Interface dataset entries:
= Beginning of Section =

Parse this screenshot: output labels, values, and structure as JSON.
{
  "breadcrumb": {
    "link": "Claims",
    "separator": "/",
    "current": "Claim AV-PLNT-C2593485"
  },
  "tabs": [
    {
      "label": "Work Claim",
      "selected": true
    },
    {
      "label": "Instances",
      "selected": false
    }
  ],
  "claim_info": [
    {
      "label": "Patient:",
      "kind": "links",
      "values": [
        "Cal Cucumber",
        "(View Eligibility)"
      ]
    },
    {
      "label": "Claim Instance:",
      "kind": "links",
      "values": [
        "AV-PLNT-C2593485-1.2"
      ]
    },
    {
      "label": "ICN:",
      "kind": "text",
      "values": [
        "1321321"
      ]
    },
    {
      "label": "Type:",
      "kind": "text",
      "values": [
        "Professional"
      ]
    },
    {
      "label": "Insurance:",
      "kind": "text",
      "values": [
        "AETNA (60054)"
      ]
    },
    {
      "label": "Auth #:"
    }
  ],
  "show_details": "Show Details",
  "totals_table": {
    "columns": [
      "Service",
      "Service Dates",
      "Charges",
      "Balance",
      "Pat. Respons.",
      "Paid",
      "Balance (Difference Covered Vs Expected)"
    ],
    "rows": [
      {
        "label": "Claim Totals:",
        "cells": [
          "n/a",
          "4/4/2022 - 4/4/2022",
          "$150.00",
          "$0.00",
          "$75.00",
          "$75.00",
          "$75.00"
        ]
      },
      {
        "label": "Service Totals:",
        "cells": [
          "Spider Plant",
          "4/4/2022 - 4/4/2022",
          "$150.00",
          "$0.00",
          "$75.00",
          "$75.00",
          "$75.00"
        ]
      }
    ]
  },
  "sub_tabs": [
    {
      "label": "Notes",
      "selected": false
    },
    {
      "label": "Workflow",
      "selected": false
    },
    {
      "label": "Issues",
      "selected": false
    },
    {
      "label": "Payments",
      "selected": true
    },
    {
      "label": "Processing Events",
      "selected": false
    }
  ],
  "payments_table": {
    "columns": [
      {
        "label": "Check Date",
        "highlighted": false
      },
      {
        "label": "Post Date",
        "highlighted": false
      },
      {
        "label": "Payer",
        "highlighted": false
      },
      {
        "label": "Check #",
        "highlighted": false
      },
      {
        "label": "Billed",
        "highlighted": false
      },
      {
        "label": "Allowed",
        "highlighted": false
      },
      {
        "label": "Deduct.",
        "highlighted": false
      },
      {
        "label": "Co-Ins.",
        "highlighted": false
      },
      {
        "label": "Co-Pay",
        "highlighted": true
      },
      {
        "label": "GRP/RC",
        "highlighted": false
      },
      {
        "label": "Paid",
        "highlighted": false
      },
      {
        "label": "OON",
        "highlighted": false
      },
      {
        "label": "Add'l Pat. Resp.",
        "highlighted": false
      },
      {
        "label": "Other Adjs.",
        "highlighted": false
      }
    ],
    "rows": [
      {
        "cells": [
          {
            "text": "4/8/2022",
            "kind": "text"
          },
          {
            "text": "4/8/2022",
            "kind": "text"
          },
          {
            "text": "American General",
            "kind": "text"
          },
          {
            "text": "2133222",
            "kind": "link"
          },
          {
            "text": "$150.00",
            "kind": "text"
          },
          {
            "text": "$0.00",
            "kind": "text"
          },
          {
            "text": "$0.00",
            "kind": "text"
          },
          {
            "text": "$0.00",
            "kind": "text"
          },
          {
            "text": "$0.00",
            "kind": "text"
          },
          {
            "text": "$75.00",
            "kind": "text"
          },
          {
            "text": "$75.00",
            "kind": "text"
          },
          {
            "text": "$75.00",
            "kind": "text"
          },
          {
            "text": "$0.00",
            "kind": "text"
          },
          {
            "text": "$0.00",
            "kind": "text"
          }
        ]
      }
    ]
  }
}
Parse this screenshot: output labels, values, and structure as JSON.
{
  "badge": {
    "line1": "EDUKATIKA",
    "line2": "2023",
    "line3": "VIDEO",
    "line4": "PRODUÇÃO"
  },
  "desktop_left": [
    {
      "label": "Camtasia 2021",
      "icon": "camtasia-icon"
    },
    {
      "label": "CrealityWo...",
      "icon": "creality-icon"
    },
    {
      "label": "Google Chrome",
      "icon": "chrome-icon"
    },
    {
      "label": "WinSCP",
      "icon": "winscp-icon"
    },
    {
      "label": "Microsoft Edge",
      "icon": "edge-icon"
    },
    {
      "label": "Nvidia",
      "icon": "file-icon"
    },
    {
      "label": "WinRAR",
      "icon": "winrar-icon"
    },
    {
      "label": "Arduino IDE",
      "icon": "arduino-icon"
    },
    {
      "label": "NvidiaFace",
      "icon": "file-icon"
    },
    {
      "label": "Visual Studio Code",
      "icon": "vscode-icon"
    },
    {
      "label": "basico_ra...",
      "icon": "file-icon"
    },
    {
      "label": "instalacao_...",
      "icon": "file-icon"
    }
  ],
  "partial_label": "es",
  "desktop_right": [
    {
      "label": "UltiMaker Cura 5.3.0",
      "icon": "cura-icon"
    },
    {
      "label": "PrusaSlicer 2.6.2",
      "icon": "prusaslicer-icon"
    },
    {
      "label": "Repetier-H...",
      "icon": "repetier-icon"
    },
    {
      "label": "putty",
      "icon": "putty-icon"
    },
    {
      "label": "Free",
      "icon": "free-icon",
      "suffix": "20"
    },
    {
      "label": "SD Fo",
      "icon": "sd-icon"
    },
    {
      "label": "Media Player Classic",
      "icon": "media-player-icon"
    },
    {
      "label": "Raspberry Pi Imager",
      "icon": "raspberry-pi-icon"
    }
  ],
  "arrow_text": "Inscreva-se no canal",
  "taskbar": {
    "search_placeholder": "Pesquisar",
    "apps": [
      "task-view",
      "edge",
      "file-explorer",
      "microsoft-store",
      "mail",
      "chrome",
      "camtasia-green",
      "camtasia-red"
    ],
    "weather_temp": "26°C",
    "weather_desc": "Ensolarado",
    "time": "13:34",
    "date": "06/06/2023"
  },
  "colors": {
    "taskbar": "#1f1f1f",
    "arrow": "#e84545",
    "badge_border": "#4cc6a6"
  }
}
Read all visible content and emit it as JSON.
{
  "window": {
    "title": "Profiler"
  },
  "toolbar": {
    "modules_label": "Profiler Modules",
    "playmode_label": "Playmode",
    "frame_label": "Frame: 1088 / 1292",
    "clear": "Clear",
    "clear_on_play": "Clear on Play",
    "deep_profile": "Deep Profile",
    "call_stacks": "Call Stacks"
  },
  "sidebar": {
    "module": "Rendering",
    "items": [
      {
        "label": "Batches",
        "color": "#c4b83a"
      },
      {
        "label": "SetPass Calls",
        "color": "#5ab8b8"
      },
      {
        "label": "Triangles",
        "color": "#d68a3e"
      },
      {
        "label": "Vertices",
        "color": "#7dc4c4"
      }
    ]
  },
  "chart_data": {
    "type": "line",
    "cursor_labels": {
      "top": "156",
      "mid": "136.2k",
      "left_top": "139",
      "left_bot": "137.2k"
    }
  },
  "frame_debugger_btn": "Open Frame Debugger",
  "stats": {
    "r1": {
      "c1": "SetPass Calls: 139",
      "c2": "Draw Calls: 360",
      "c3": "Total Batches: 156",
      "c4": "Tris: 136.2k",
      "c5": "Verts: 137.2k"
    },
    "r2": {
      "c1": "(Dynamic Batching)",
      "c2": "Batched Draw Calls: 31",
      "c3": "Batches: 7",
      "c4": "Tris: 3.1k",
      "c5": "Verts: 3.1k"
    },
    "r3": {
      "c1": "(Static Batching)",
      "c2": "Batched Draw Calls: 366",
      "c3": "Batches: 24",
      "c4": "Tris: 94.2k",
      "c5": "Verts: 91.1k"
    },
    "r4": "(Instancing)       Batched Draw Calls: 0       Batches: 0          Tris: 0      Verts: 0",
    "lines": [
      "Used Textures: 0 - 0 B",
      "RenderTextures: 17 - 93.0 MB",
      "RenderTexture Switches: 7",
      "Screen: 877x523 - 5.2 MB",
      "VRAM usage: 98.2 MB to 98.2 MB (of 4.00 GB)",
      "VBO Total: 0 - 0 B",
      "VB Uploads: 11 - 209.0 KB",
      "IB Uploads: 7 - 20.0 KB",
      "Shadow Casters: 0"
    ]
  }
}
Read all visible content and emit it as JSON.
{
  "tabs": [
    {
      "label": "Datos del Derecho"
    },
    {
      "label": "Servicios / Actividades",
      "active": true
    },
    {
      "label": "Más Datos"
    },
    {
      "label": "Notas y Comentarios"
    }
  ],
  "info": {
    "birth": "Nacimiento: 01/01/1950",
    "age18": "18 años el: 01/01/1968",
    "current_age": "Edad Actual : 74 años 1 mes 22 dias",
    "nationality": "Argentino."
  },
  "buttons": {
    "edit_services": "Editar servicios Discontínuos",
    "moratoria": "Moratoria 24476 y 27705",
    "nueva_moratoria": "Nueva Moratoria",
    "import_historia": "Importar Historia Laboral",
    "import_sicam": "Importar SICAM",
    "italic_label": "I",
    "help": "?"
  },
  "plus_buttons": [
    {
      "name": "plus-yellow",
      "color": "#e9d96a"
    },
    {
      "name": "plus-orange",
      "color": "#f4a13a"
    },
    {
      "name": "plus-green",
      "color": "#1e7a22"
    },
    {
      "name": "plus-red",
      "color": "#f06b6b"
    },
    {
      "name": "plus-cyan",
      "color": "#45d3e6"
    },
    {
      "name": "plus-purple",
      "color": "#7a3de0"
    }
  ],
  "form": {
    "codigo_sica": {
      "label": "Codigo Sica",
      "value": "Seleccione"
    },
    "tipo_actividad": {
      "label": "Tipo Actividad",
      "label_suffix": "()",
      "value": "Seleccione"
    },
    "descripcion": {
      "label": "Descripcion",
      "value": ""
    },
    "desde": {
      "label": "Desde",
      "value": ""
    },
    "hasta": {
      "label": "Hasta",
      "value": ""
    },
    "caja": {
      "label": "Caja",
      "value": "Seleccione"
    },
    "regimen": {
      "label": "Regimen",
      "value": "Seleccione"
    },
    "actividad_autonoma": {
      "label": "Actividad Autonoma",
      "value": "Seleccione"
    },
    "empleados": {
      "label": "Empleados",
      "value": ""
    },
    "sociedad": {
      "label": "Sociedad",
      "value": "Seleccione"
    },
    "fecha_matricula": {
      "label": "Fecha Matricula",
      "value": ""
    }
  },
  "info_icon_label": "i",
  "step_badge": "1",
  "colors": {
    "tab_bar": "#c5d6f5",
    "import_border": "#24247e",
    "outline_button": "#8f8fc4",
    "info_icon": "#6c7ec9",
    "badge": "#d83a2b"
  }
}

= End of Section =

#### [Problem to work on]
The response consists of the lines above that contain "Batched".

#### [Response]
      "c2": "Batched Draw Calls: 31",
      "c2": "Batched Draw Calls: 366",
    "r4": "(Instancing)       Batched Draw Calls: 0       Batches: 0          Tris: 0      Verts: 0",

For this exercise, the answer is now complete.